Apparently, JavaScript can’t do 64-bit math

Sometimes fuzzy variable types can bite you in the ass.

I tested my initial implementation of IPv6 support in Flagfox on quite a few sites and all seemed well when I released the first test version with it, Flagfox 4.1b2. Today I decided to test a wider variety of IPv6 addresses and compare them to expected results in the raw list. It turns out that a few of them were being looked up wrong. The problem in adding IPv6 support is that IPv6 addresses are big. Not just a few times bigger; way bigger. IPv4 addresses are 32-bit and IPv6 addresses are 128-bit. Four times the bits does not mean four times the number of possible address. Each bit you go up doubles the maximum number that can be represented, thus the number range isn’t 4 times larger, it’s 79228162514264337593543950336 times larger. To borrow a metaphor from The TCP/IP Guide: If you imagine the IPv4 address space is the size of a 1.6 in (4.1 cm) square, then the IPv6 address space would be represented by a square the size of the solar system. These IPv6 addresses when represented in full are quite big numbers, too big for me to deal with in Flagfox in fact. Fortunately, the way IPv6 is set up I don’t need to know about the whole 128 bits, I only really care about the first 64 bits. The first half is for the network and the second half is for the host on that network. The data Maxmind has for IPv6 is a list of those network prefixes and what country they’re in. Most are 32 bits and none are larger than 64 bits. So, I basically did the same thing I did for 32-bit IPv4 addresses except now with the 64-bit network prefix of the IPv6 addresses. Now, anyone guess where I went wrong? Logically, I didn’t; it’s the technical aspect that got me. Flagfox, like most extensions, is written in JavaScript. JavaScript, it turns out, can’t think in 64-bit numbers and its fuzzy variable typing was just silently dropping the less significant parts it couldn’t handle and just plugged along its way without any warning. (I was led astray by some Mozilla docs, but I’ll get to that later) I didn’t catch the problem until I tested artificially made up addresses that were too much for a JS engine to handle, at which point my search algorithm gave incorrect results.

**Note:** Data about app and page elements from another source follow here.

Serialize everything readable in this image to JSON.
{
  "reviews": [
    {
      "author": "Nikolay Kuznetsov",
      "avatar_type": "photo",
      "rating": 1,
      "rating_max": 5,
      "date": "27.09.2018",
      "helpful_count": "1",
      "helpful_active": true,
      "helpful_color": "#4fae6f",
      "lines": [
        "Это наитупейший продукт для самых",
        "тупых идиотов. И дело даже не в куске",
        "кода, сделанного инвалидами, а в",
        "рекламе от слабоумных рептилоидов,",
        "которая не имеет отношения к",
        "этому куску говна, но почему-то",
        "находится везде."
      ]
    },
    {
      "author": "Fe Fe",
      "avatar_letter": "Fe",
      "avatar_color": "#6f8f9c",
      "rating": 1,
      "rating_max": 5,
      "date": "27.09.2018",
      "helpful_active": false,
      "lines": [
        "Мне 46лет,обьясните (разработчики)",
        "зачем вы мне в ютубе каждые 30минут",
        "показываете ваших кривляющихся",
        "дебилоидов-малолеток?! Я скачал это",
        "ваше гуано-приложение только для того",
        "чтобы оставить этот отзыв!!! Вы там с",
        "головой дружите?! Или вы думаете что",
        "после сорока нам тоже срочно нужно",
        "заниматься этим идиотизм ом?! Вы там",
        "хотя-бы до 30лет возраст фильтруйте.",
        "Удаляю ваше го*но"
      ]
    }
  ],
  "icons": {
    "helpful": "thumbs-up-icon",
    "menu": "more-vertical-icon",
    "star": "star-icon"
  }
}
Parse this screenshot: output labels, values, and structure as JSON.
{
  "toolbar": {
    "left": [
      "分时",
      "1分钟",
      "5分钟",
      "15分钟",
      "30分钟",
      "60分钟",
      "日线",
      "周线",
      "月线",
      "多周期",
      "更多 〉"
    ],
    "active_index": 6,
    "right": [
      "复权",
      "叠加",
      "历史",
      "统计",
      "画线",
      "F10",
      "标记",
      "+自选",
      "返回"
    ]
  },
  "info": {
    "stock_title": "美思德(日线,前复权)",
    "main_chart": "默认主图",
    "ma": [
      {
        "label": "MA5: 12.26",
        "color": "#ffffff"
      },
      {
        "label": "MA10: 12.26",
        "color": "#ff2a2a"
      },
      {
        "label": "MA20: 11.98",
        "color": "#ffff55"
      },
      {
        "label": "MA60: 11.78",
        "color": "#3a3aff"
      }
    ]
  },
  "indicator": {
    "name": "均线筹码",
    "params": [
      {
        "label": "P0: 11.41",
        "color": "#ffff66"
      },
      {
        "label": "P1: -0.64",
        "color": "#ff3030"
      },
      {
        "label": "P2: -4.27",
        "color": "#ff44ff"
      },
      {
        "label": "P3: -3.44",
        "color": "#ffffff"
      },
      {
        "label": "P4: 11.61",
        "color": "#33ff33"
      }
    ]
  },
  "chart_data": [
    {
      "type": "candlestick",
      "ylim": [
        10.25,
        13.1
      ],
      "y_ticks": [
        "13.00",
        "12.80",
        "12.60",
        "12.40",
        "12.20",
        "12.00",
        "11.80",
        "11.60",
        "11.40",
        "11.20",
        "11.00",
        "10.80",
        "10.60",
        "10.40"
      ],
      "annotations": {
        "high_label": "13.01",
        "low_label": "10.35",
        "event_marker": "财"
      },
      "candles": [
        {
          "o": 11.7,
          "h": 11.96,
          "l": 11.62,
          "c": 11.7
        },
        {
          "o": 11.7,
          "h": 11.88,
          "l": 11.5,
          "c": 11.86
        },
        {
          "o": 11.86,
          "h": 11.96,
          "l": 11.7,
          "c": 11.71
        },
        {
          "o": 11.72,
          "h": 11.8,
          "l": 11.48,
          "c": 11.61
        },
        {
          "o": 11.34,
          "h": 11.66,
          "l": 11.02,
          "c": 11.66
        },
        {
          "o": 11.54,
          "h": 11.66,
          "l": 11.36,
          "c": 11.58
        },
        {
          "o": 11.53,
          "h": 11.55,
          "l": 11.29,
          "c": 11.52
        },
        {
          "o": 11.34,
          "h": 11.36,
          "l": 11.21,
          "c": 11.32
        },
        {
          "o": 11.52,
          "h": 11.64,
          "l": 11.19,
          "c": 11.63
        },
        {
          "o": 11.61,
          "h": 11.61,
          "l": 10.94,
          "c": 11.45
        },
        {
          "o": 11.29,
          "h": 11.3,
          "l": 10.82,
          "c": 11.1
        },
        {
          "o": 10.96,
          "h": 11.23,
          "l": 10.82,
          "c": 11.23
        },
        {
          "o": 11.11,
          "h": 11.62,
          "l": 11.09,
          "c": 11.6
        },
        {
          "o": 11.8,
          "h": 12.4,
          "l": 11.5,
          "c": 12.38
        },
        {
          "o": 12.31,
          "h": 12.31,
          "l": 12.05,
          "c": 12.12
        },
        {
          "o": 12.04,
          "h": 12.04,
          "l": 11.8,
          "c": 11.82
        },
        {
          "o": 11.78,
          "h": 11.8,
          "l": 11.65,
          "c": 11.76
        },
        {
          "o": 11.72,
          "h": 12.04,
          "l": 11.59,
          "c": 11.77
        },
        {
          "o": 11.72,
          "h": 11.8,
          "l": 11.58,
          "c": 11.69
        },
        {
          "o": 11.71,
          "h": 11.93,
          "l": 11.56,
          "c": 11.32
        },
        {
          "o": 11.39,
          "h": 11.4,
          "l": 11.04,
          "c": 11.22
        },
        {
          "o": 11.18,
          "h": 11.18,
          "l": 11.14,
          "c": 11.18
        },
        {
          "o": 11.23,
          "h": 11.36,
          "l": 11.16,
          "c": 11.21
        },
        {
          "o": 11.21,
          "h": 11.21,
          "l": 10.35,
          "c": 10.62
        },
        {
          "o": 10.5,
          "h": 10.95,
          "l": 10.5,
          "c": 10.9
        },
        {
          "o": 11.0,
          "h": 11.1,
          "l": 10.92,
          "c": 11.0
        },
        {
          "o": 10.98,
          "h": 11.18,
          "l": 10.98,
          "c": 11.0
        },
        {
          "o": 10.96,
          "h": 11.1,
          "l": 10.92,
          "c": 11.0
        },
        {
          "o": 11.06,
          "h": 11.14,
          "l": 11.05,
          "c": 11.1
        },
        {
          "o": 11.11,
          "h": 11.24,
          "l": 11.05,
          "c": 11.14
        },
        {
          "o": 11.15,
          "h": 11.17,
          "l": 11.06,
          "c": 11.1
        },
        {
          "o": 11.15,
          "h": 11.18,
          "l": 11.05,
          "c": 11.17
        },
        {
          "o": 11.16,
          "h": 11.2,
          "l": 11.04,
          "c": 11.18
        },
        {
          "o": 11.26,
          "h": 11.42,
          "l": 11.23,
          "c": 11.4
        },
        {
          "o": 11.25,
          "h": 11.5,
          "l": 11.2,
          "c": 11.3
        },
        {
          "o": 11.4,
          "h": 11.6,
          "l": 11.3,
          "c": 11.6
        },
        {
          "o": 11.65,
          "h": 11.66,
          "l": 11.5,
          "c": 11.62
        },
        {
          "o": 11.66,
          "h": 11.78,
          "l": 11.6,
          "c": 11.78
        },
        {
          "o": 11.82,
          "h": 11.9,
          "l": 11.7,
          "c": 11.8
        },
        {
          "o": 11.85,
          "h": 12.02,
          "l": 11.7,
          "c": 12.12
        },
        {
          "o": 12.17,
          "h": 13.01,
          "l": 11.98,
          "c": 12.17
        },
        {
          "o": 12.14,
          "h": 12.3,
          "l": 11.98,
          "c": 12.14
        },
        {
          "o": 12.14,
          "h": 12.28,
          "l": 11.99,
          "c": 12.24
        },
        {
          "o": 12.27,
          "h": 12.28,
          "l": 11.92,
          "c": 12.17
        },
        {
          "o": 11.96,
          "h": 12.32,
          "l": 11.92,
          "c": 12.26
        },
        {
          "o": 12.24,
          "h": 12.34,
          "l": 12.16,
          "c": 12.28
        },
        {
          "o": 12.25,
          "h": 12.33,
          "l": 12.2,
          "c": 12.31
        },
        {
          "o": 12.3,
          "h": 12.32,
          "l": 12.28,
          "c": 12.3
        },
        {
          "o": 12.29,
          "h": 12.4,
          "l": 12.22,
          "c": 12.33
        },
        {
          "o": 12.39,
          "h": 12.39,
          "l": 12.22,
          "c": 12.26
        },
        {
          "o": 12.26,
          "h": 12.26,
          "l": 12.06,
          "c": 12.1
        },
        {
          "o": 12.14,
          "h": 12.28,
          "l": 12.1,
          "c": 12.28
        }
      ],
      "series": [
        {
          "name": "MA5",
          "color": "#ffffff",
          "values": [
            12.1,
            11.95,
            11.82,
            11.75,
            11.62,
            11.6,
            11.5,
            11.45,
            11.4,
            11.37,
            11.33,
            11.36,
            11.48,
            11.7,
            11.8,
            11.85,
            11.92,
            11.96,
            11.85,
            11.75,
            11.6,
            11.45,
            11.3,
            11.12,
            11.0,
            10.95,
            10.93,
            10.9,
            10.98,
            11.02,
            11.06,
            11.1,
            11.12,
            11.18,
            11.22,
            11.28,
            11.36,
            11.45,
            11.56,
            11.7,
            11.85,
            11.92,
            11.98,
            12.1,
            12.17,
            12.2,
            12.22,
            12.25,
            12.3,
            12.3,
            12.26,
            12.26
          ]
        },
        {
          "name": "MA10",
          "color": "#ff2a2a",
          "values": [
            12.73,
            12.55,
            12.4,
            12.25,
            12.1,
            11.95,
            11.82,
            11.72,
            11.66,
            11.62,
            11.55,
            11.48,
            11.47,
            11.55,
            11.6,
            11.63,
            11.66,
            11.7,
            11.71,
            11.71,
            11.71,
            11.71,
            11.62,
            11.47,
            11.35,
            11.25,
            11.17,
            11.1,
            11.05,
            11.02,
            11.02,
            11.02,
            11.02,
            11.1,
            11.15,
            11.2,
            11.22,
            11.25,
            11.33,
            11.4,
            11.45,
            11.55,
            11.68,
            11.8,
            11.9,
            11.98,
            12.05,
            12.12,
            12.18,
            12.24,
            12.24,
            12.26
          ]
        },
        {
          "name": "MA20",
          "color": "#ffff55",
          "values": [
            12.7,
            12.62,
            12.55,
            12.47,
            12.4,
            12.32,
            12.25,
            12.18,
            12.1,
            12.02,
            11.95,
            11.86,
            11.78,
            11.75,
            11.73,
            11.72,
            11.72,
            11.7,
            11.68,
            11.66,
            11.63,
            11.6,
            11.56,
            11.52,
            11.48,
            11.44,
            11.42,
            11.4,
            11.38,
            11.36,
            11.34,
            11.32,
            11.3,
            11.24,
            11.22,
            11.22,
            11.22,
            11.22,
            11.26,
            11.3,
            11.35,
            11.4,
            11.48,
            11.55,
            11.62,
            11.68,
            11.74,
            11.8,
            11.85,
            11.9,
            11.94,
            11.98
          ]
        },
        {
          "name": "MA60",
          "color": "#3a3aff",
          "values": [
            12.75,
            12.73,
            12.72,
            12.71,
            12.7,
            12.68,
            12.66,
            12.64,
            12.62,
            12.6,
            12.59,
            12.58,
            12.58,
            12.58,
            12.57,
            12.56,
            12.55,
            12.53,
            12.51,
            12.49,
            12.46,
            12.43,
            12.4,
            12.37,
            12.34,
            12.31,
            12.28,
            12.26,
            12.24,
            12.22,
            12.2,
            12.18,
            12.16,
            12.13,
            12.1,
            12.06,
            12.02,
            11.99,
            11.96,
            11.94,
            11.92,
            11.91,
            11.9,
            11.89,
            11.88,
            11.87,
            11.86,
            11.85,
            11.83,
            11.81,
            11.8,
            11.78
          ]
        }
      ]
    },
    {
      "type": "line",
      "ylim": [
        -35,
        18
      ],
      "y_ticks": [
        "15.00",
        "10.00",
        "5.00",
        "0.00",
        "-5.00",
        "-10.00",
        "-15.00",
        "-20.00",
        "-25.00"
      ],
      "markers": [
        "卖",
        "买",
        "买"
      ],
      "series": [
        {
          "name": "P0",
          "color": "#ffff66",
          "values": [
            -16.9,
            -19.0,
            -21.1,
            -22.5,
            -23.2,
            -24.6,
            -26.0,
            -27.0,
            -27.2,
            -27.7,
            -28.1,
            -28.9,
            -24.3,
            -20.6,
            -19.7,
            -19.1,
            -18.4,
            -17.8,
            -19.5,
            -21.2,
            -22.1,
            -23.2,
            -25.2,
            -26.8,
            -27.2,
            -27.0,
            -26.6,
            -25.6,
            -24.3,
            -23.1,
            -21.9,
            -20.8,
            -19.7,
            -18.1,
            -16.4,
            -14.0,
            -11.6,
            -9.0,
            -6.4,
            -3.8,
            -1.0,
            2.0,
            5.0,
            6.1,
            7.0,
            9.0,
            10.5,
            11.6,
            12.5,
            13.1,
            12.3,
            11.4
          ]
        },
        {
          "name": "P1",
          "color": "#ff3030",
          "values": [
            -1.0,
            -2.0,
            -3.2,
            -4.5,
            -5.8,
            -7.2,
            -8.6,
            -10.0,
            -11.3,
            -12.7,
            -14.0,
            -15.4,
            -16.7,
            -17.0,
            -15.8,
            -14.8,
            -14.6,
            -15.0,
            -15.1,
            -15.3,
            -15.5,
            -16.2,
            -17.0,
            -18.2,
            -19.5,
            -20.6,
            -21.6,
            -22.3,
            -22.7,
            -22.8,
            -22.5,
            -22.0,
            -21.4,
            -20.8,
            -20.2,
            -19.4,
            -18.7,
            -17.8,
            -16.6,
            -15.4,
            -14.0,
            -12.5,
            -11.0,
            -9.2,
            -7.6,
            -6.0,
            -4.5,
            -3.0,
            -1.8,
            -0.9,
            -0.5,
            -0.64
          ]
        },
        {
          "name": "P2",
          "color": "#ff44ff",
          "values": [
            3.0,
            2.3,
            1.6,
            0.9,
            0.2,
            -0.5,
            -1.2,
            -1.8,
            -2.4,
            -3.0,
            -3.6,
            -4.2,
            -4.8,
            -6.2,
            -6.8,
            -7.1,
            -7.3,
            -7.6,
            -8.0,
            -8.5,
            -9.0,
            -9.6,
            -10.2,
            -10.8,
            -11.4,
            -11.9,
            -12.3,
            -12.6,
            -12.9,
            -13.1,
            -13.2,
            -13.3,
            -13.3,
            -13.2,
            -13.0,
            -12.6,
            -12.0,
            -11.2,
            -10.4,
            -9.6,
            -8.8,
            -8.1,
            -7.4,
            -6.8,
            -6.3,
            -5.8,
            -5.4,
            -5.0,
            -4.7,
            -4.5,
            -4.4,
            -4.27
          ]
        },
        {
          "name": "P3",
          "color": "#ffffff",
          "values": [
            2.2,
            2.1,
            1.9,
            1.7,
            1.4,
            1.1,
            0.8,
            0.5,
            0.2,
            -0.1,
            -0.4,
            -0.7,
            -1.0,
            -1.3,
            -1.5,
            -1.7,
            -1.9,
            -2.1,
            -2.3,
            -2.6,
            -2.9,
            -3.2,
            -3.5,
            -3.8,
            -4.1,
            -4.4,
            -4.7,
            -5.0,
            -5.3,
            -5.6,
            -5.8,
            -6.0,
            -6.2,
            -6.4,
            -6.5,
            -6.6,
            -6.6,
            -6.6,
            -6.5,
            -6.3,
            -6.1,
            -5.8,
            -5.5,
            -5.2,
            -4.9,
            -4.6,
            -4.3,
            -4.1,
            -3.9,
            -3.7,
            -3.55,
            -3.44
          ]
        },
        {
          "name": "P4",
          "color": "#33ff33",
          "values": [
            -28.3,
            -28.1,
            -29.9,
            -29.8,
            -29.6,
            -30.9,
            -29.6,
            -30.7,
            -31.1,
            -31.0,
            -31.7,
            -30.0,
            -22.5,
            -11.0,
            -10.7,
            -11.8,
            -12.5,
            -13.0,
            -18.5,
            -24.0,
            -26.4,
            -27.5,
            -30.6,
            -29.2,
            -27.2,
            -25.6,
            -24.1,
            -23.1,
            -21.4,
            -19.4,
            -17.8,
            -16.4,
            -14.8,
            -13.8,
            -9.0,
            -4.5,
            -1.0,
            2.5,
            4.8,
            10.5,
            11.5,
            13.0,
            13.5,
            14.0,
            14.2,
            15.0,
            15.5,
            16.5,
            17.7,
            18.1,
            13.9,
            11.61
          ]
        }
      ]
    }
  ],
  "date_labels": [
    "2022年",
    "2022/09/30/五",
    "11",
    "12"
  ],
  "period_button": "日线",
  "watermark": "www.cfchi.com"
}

So, what’s my fix then if JavaScript simply cannot handle the math needed to deal with the full IPv6 network prefix? I could theoretically switch out of JavaScript into C for the needed math using JS-ctypes, as C can do 64-bit math just fine, but that would be messy and JS-ctypes is new so I’d have to drop support for everything but Firefox 4.0+ which I don’t want to do. Instead, I’ve decided to just work within the limits. Those 64-bits for the network prefix can be broken down into two parts: the 48-bit global routing prefix and the 16-bit subnet ID. (The TCP/IP Guide reference on that is here; that site has been really helpful) Fortunately, JavaScript can deal with 48-bit numbers, which may be a weird size to do math with in programs, but it works. So for Flagfox 4.1b3 I’ve changed everything to search by the 48-bit main network prefix instead of the full 64-bit prefix including the sub-network ID. Out of the 6352 IPv6 address ranges in Maxmind’s current database, only 3 go down to the subnet level, so over 99.95% of the ranges are just fine with this. Unfortunately, this means any networks with subnet ranges in the database that span multiple countries aren’t able to be supported, but this is a very rare occurrence so it shouldn’t be a problem (for now). Hopefully in the future JavaScript just gets 64-bit integer support and I can upgrade to the full route I initially tried.

Now, how did I make this mistake in the first place? I’m using the nsIBinaryInputStream interface to read my IP database files and it has a perfectly normally listed read64() method just like the read32() method I was already using. There’s actually not anything wrong with this if you’re using that interface from C, but if you’re using it from JS, then you’re going to hit this problem. In order to hopefully avoid someone else making this same mistake, I have edited the online documentation to add a little warning next to the read64() method about the fact that JS does not currently support 64-bit integers.



  1. RobertJ

    Thanks you for your fantastic effort!

    This reminds me of one of my first uses of a computer to invert a 115 x 115 matrix in a machine that had a total of 24K (that’s correct 24K) words of memory for the program and all the data.

    • You’re welcome, and thanks for the thanks. 🙂

      Writing Flagfox is sometimes fun and sometimes a pain in the ass, but it’s nice to know that people appreciate the work. (and that someone is actually reading this blog)